→ TRY IT:
Write the records out once more, exactly as they are given.

= Beginning of Section =

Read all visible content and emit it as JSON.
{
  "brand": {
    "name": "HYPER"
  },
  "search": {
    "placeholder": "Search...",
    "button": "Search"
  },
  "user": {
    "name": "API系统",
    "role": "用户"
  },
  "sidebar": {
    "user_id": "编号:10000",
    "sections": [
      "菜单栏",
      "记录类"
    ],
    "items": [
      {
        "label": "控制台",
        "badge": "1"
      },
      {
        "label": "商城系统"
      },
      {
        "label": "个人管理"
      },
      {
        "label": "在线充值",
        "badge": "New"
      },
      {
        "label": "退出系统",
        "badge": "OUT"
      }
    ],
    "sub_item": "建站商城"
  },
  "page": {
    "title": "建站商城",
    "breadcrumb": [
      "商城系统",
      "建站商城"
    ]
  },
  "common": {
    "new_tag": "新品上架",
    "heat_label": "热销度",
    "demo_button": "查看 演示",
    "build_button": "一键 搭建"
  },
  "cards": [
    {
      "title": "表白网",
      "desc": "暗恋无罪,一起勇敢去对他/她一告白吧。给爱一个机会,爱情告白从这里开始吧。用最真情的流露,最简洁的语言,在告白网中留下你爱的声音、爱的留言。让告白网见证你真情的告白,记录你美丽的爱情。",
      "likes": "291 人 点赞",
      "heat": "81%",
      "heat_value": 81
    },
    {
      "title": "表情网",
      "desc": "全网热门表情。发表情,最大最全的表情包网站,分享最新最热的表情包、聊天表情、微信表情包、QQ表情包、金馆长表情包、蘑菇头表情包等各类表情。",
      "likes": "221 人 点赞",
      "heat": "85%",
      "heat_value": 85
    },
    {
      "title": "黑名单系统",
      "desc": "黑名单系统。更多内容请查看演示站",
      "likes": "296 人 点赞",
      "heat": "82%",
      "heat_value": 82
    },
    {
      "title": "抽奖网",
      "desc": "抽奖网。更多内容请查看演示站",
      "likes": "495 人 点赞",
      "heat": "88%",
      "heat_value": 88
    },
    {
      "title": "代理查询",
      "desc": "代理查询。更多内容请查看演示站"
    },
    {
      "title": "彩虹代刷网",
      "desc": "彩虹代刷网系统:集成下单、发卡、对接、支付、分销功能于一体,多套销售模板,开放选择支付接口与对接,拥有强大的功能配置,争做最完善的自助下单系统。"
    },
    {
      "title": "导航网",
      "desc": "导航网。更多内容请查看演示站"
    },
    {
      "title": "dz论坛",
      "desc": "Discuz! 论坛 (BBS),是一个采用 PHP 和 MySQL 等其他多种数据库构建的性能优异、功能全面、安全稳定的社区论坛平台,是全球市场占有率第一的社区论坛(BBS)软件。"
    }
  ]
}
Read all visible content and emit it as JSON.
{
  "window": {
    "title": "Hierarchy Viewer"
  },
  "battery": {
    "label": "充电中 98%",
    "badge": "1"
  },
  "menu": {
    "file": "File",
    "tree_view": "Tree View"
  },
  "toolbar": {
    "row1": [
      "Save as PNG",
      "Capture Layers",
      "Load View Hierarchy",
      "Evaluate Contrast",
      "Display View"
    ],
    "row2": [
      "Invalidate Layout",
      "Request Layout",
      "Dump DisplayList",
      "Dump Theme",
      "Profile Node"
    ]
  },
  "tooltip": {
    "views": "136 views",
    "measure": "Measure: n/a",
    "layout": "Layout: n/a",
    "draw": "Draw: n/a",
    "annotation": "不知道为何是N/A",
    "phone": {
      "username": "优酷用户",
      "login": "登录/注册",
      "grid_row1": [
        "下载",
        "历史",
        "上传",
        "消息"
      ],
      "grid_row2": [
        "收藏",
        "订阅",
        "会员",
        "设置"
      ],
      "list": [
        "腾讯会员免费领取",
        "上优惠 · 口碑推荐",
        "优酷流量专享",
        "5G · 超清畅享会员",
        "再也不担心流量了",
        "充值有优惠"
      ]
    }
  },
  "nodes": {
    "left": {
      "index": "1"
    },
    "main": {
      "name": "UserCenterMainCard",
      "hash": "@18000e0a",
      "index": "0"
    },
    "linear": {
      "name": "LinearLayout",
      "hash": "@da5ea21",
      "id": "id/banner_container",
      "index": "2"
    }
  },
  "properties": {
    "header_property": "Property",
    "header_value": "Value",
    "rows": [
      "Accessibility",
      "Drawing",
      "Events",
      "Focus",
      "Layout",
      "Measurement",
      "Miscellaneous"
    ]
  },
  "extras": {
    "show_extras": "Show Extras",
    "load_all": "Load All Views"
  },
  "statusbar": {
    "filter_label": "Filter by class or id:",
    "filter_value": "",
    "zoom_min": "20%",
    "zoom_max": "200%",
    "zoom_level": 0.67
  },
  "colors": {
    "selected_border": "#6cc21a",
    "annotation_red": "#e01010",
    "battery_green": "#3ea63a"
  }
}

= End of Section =

→ EXERCISE RESULT:
Read all visible content and emit it as JSON.
{
  "brand": {
    "name": "HYPER"
  },
  "search": {
    "placeholder": "Search...",
    "button": "Search"
  },
  "user": {
    "name": "API系统",
    "role": "用户"
  },
  "sidebar": {
    "user_id": "编号:10000",
    "sections": [
      "菜单栏",
      "记录类"
    ],
    "items": [
      {
        "label": "控制台",
        "badge": "1"
      },
      {
        "label": "商城系统"
      },
      {
        "label": "个人管理"
      },
      {
        "label": "在线充值",
        "badge": "New"
      },
      {
        "label": "退出系统",
        "badge": "OUT"
      }
    ],
    "sub_item": "建站商城"
  },
  "page": {
    "title": "建站商城",
    "breadcrumb": [
      "商城系统",
      "建站商城"
    ]
  },
  "common": {
    "new_tag": "新品上架",
    "heat_label": "热销度",
    "demo_button": "查看 演示",
    "build_button": "一键 搭建"
  },
  "cards": [
    {
      "title": "表白网",
      "desc": "暗恋无罪,一起勇敢去对他/她一告白吧。给爱一个机会,爱情告白从这里开始吧。用最真情的流露,最简洁的语言,在告白网中留下你爱的声音、爱的留言。让告白网见证你真情的告白,记录你美丽的爱情。",
      "likes": "291 人 点赞",
      "heat": "81%",
      "heat_value": 81
    },
    {
      "title": "表情网",
      "desc": "全网热门表情。发表情,最大最全的表情包网站,分享最新最热的表情包、聊天表情、微信表情包、QQ表情包、金馆长表情包、蘑菇头表情包等各类表情。",
      "likes": "221 人 点赞",
      "heat": "85%",
      "heat_value": 85
    },
    {
      "title": "黑名单系统",
      "desc": "黑名单系统。更多内容请查看演示站",
      "likes": "296 人 点赞",
      "heat": "82%",
      "heat_value": 82
    },
    {
      "title": "抽奖网",
      "desc": "抽奖网。更多内容请查看演示站",
      "likes": "495 人 点赞",
      "heat": "88%",
      "heat_value": 88
    },
    {
      "title": "代理查询",
      "desc": "代理查询。更多内容请查看演示站"
    },
    {
      "title": "彩虹代刷网",
      "desc": "彩虹代刷网系统:集成下单、发卡、对接、支付、分销功能于一体,多套销售模板,开放选择支付接口与对接,拥有强大的功能配置,争做最完善的自助下单系统。"
    },
    {
      "title": "导航网",
      "desc": "导航网。更多内容请查看演示站"
    },
    {
      "title": "dz论坛",
      "desc": "Discuz! 论坛 (BBS),是一个采用 PHP 和 MySQL 等其他多种数据库构建的性能优异、功能全面、安全稳定的社区论坛平台,是全球市场占有率第一的社区论坛(BBS)软件。"
    }
  ]
}
Read all visible content and emit it as JSON.
{
  "window": {
    "title": "Hierarchy Viewer"
  },
  "battery": {
    "label": "充电中 98%",
    "badge": "1"
  },
  "menu": {
    "file": "File",
    "tree_view": "Tree View"
  },
  "toolbar": {
    "row1": [
      "Save as PNG",
      "Capture Layers",
      "Load View Hierarchy",
      "Evaluate Contrast",
      "Display View"
    ],
    "row2": [
      "Invalidate Layout",
      "Request Layout",
      "Dump DisplayList",
      "Dump Theme",
      "Profile Node"
    ]
  },
  "tooltip": {
    "views": "136 views",
    "measure": "Measure: n/a",
    "layout": "Layout: n/a",
    "draw": "Draw: n/a",
    "annotation": "不知道为何是N/A",
    "phone": {
      "username": "优酷用户",
      "login": "登录/注册",
      "grid_row1": [
        "下载",
        "历史",
        "上传",
        "消息"
      ],
      "grid_row2": [
        "收藏",
        "订阅",
        "会员",
        "设置"
      ],
      "list": [
        "腾讯会员免费领取",
        "上优惠 · 口碑推荐",
        "优酷流量专享",
        "5G · 超清畅享会员",
        "再也不担心流量了",
        "充值有优惠"
      ]
    }
  },
  "nodes": {
    "left": {
      "index": "1"
    },
    "main": {
      "name": "UserCenterMainCard",
      "hash": "@18000e0a",
      "index": "0"
    },
    "linear": {
      "name": "LinearLayout",
      "hash": "@da5ea21",
      "id": "id/banner_container",
      "index": "2"
    }
  },
  "properties": {
    "header_property": "Property",
    "header_value": "Value",
    "rows": [
      "Accessibility",
      "Drawing",
      "Events",
      "Focus",
      "Layout",
      "Measurement",
      "Miscellaneous"
    ]
  },
  "extras": {
    "show_extras": "Show Extras",
    "load_all": "Load All Views"
  },
  "statusbar": {
    "filter_label": "Filter by class or id:",
    "filter_value": "",
    "zoom_min": "20%",
    "zoom_max": "200%",
    "zoom_level": 0.67
  },
  "colors": {
    "selected_border": "#6cc21a",
    "annotation_red": "#e01010",
    "battery_green": "#3ea63a"
  }
}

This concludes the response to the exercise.